----- The input -----

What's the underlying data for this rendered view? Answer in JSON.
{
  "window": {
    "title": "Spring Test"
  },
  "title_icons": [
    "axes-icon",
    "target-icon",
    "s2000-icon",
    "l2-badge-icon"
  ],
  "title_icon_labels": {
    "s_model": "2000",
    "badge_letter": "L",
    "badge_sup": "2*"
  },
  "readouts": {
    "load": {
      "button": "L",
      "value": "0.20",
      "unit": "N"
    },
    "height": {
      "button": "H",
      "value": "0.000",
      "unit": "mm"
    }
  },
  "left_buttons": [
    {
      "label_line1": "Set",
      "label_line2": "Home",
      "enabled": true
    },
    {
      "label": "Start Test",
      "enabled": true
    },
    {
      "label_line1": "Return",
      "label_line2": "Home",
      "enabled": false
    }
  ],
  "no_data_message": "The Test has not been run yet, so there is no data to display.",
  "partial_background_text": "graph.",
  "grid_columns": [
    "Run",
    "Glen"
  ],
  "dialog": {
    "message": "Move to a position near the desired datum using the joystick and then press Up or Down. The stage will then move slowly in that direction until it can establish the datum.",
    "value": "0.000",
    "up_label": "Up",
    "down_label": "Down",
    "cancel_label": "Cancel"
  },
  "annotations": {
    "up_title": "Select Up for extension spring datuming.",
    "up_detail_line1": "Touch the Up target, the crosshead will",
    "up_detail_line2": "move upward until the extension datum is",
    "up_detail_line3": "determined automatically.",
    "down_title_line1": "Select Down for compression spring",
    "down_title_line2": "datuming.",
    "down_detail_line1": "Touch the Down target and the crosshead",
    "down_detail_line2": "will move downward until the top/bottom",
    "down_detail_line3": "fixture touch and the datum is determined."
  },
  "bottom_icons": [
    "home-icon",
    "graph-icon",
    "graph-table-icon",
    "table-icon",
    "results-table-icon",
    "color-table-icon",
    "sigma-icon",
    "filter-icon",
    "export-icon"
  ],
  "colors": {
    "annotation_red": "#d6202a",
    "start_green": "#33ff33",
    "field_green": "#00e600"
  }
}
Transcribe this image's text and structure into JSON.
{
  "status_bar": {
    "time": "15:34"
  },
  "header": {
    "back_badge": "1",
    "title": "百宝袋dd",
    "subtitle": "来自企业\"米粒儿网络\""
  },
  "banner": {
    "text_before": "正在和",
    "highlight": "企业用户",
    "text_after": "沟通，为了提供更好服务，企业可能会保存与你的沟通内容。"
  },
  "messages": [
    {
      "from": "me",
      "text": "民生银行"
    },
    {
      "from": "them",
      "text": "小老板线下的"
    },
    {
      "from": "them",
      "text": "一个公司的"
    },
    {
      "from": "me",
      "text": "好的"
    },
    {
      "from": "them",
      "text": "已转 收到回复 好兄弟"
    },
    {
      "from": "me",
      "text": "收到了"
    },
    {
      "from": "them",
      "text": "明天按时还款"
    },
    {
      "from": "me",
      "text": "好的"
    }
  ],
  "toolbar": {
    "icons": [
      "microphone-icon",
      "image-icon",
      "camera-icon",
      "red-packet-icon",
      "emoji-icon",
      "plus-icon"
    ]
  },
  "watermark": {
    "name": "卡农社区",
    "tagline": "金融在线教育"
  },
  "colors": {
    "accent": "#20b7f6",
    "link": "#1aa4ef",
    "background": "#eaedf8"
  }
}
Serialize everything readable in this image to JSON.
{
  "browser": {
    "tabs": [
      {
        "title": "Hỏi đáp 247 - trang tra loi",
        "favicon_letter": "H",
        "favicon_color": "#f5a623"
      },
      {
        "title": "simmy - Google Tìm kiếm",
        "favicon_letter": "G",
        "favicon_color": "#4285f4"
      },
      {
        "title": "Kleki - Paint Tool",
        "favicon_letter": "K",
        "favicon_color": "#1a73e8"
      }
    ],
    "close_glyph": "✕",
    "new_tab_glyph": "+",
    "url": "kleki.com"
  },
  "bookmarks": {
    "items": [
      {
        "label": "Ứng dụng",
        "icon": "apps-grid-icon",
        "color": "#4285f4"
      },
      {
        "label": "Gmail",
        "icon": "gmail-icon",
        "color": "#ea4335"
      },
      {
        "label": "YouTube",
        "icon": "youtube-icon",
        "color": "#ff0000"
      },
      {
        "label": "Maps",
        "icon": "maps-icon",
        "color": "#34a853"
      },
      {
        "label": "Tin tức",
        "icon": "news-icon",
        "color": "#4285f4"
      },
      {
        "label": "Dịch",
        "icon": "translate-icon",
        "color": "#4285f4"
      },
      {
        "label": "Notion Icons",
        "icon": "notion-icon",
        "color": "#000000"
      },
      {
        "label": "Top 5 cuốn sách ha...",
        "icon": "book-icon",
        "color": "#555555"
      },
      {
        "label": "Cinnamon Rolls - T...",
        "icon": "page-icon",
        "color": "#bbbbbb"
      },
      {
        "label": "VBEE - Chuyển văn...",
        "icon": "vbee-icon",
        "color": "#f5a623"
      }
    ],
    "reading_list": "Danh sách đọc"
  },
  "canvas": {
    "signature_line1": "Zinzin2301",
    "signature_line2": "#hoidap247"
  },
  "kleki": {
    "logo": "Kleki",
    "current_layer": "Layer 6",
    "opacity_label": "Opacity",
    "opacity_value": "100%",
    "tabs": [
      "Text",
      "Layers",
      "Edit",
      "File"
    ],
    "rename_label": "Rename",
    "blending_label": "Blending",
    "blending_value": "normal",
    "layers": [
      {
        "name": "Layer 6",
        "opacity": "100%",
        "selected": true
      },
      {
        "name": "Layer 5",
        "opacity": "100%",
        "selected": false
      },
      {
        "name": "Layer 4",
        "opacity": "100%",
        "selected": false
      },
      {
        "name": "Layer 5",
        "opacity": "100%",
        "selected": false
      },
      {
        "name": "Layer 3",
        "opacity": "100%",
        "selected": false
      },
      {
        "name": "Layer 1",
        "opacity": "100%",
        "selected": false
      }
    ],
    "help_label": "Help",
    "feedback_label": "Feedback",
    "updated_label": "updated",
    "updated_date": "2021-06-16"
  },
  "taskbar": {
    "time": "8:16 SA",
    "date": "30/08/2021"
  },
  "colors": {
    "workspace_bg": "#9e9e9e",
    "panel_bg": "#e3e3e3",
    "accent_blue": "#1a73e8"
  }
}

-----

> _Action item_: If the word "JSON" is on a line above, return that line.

> _Task output_:
What's the underlying data for this rendered view? Answer in JSON.
Transcribe this image's text and structure into JSON.
Serialize everything readable in this image to JSON.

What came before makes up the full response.